|"Texas" (feat. Ray Benson & Charlie Daniels)||Peter Zavadil|
|1999||"She Won't Be Lonely Long"|
|2006||"Just Lucky That Way"||Milton Sneed|
- Huey, Steve. "Lee Roy Parnell biography". Allmusic. Retrieved 12 November 2013.
- Stambler, Irwin; Landon, Grelun (July 14, 2000). Country Music: The Encyclopedia. Macmillan. pp. 359–360.
- Rusty Russell. "Lee Roy Parnell: A Nashville hitmaker breaks out. " Guitar Player 1 Dec. 2001: General Interest Module, ProQuest. Web. 14 Jul. 2009.
- "Lee Roy Parnell Album & Song Chart History - Country Albums". Billboard. Prometheus Global Media. Retrieved December 11, 2010.
- "Lee Roy Parnell Album & Song Chart History - Billboard 200". Billboard. Prometheus Global Media. Retrieved December 11, 2010.
- "Lee Roy Parnell Album & Song Chart History - Blues Albums". Billboard. Prometheus Global Media. Retrieved December 11, 2010.
- "Results - RPM - Library and Archives Canada - Country Albums". RPM. Retrieved December 11, 2010.
- "Lee Roy Parnell Album & Song Chart History - Country Songs". Billboard. Prometheus Global Media. Retrieved December 11, 2010.
- "Results - RPM - Library and Archives Canada - Country Singles". RPM. Retrieved December 11, 2010.

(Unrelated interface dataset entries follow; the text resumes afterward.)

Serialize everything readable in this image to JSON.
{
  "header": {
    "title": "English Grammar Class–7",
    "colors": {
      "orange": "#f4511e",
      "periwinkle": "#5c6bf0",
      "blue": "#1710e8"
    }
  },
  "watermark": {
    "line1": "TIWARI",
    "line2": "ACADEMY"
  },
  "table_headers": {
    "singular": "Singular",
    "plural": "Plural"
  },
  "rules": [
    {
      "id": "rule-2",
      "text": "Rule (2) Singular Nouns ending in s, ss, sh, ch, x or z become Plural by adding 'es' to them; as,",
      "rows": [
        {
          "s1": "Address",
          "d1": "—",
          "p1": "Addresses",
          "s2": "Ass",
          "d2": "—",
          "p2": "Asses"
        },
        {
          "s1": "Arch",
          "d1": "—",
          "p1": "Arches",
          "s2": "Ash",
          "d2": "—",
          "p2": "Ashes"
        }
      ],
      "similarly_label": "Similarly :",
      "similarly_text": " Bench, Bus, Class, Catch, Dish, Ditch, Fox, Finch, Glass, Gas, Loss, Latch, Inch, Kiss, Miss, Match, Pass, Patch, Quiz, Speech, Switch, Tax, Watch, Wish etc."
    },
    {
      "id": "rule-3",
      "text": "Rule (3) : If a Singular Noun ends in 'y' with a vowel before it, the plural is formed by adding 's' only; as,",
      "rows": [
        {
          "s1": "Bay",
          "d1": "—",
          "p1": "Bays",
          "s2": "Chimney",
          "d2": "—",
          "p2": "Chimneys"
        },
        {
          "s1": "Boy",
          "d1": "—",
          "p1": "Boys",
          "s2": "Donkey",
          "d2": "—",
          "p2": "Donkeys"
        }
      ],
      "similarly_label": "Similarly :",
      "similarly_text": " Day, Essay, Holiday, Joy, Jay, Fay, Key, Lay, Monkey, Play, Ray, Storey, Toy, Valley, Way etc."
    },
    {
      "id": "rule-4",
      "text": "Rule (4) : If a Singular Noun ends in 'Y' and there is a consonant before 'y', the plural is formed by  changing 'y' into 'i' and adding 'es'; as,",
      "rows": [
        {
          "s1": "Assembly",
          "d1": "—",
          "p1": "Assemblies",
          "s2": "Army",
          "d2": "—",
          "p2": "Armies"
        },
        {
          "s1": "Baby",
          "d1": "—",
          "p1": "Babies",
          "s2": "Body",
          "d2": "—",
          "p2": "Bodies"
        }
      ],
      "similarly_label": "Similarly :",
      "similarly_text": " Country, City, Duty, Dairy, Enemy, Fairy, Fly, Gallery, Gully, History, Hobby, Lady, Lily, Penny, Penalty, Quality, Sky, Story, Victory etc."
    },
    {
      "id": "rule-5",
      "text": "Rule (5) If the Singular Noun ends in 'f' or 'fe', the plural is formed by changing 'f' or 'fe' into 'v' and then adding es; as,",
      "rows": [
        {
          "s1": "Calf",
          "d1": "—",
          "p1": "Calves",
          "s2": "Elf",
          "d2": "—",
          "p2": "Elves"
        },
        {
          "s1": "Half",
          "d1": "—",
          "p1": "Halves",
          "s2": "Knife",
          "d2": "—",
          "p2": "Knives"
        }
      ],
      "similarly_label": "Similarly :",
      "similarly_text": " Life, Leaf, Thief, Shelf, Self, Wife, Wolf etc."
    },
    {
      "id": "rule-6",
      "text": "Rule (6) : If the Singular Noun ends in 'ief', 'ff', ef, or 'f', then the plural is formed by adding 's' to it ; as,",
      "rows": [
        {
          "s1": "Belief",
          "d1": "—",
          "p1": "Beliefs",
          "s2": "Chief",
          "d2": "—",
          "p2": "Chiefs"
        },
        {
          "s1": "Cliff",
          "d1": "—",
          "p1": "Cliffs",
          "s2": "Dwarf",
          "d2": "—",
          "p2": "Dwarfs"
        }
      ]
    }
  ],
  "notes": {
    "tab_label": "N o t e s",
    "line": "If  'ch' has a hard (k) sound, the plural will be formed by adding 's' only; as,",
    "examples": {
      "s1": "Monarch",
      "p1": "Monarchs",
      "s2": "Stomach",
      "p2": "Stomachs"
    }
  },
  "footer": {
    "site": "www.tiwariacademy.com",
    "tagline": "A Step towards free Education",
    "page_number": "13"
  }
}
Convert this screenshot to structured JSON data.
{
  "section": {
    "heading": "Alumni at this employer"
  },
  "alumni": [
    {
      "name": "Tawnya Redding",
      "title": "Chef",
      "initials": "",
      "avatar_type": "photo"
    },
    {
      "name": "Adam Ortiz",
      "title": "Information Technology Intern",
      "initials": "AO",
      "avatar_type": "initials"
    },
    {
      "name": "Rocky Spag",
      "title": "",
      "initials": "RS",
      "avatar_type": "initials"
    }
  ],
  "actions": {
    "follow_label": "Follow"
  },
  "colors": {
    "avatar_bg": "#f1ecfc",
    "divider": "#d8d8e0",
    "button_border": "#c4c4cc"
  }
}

- "CMT : Videos : Lee Roy Parnell : All That Matters Anymore". Country Music Television. Retrieved October 14, 2011.